§ **PROBLEM TO WORK ON**
List each line of the data that holds the string "this", please.

### EXERCISE INPUTS

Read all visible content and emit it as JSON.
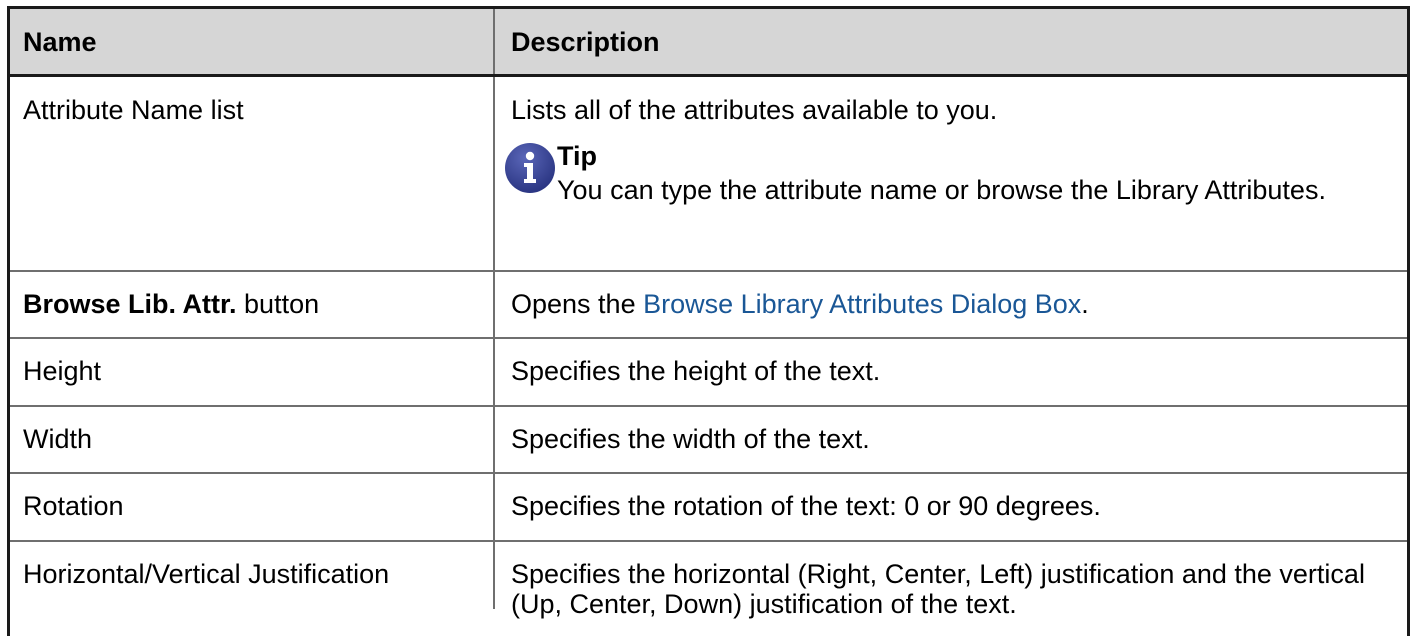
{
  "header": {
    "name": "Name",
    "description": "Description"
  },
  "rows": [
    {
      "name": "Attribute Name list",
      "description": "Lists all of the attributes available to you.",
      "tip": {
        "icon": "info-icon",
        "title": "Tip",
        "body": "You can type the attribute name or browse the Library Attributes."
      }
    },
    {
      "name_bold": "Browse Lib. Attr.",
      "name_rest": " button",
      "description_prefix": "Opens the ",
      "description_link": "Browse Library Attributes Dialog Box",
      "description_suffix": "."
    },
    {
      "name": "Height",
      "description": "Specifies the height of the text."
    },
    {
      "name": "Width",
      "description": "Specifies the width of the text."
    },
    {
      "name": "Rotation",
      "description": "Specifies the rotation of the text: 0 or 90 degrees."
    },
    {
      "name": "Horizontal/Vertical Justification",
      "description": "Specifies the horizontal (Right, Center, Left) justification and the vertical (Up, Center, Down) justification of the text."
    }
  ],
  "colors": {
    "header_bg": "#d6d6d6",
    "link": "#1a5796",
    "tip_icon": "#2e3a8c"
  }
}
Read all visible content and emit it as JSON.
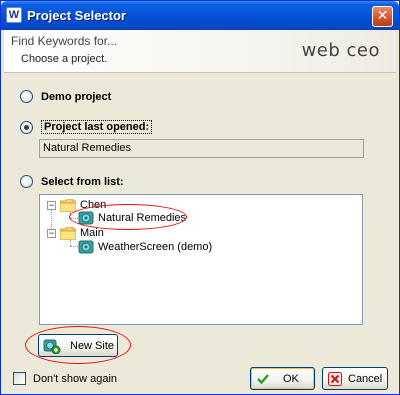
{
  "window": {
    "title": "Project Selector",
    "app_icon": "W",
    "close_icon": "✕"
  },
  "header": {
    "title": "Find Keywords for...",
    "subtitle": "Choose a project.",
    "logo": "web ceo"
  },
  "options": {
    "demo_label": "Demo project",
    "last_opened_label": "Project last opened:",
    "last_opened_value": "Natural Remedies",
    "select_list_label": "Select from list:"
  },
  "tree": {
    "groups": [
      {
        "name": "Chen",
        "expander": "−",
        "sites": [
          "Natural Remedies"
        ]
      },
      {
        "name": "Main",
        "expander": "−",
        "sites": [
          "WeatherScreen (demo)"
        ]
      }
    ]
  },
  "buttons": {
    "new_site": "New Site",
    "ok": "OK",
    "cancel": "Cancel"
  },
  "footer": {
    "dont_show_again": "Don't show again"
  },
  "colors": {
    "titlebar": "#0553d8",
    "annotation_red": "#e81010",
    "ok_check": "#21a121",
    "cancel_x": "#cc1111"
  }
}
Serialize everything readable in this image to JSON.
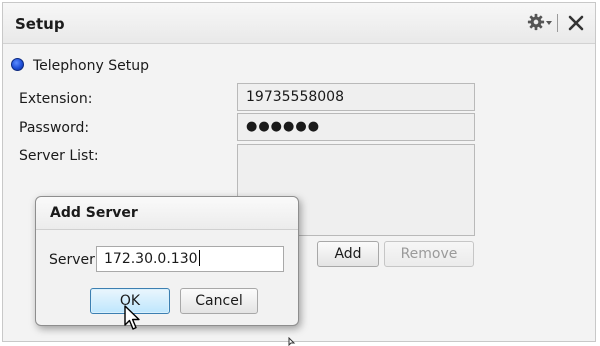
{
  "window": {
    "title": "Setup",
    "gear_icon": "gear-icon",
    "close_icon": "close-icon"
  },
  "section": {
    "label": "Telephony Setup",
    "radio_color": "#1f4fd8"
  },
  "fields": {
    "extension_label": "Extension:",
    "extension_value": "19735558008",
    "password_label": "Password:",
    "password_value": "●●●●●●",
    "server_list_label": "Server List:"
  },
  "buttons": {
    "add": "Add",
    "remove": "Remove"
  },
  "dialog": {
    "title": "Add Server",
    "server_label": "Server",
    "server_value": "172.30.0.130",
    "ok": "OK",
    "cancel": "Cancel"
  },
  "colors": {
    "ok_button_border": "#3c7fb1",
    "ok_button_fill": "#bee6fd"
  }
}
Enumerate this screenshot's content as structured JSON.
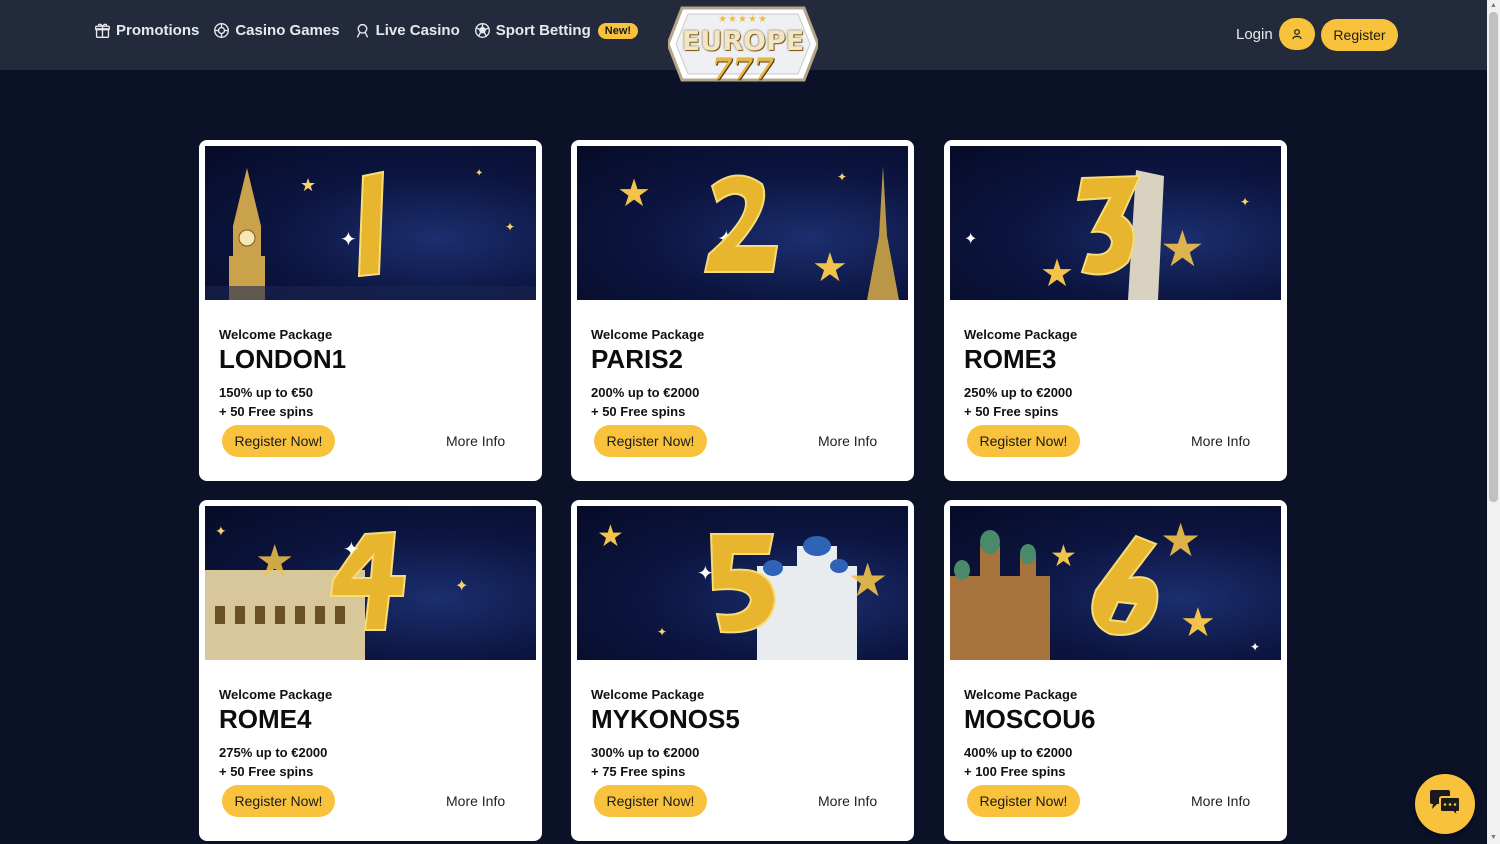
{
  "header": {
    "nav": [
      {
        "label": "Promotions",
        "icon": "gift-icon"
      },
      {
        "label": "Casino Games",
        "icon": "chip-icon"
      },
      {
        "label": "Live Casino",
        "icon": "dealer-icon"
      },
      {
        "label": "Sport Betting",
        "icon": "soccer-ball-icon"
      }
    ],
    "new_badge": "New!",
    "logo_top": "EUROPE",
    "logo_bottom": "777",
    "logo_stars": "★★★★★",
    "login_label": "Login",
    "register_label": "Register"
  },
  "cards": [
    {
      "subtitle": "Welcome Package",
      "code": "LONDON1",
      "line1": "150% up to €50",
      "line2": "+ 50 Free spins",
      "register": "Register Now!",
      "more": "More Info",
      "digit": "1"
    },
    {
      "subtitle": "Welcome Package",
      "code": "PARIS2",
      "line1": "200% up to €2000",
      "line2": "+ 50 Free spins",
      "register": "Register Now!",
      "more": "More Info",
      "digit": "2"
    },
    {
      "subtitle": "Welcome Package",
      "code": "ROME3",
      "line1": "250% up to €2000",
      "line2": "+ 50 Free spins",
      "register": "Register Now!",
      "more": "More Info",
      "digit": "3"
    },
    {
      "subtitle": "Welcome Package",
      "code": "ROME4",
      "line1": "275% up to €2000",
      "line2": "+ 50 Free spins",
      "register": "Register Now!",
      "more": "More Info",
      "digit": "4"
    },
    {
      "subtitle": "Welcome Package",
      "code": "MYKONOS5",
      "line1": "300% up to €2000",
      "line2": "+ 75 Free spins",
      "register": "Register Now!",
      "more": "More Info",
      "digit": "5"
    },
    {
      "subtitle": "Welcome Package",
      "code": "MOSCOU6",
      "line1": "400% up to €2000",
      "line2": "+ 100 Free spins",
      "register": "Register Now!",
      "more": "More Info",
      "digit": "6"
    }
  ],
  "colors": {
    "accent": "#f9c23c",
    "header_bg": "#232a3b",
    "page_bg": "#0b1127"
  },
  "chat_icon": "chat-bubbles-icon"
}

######
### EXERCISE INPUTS

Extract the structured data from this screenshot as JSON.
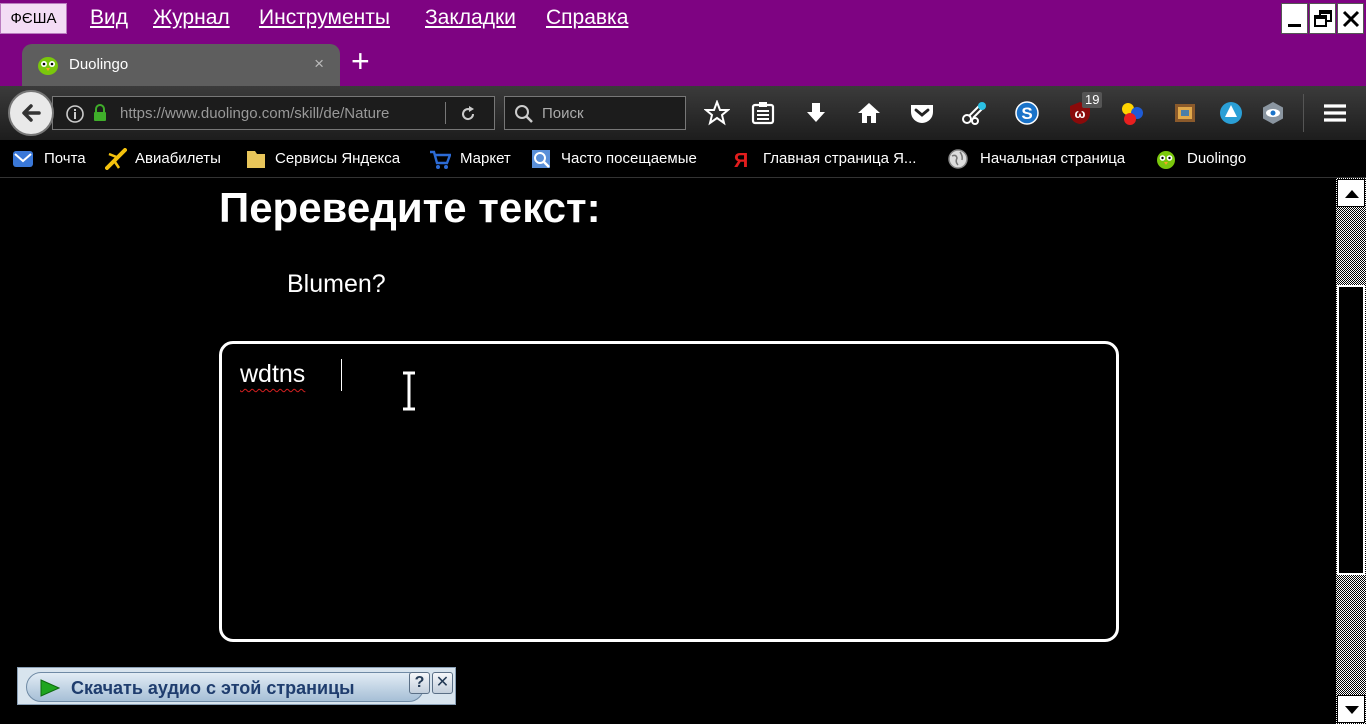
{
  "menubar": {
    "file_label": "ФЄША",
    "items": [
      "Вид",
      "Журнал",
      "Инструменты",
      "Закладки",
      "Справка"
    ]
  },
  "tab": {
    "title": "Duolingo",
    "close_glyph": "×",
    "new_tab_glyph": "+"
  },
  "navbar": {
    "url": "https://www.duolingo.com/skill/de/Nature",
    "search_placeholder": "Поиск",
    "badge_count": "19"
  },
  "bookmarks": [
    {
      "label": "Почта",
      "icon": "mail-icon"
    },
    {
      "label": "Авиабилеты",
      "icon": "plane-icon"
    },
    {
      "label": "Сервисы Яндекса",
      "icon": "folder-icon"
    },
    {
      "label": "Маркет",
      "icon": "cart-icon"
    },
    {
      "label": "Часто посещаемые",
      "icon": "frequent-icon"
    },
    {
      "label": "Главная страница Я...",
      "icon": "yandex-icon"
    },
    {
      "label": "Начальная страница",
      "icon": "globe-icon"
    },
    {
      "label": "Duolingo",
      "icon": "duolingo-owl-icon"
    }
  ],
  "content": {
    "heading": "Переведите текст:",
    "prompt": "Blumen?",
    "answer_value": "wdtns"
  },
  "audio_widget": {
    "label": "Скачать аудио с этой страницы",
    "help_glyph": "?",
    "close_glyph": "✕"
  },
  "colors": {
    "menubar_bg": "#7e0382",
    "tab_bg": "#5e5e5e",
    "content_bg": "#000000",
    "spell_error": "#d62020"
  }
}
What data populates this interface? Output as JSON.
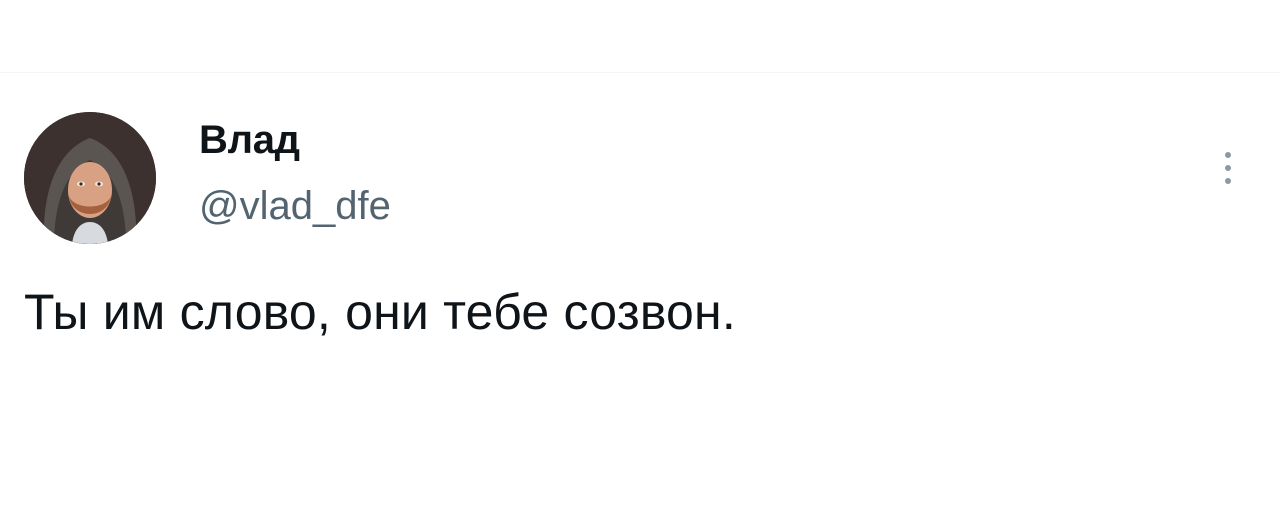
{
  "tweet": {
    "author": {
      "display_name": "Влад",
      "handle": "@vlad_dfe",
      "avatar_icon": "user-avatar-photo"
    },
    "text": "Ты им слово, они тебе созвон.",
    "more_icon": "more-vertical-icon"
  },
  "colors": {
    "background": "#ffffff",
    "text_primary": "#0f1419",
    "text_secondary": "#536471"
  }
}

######

§ **RESULT OF THE EXERCISE**
Serialize everything readable in this image to JSON.
Enumerate this screenshot's content as structured JSON.
Extract the structured data from this screenshot as JSON.
What data populates this interface? Output as JSON.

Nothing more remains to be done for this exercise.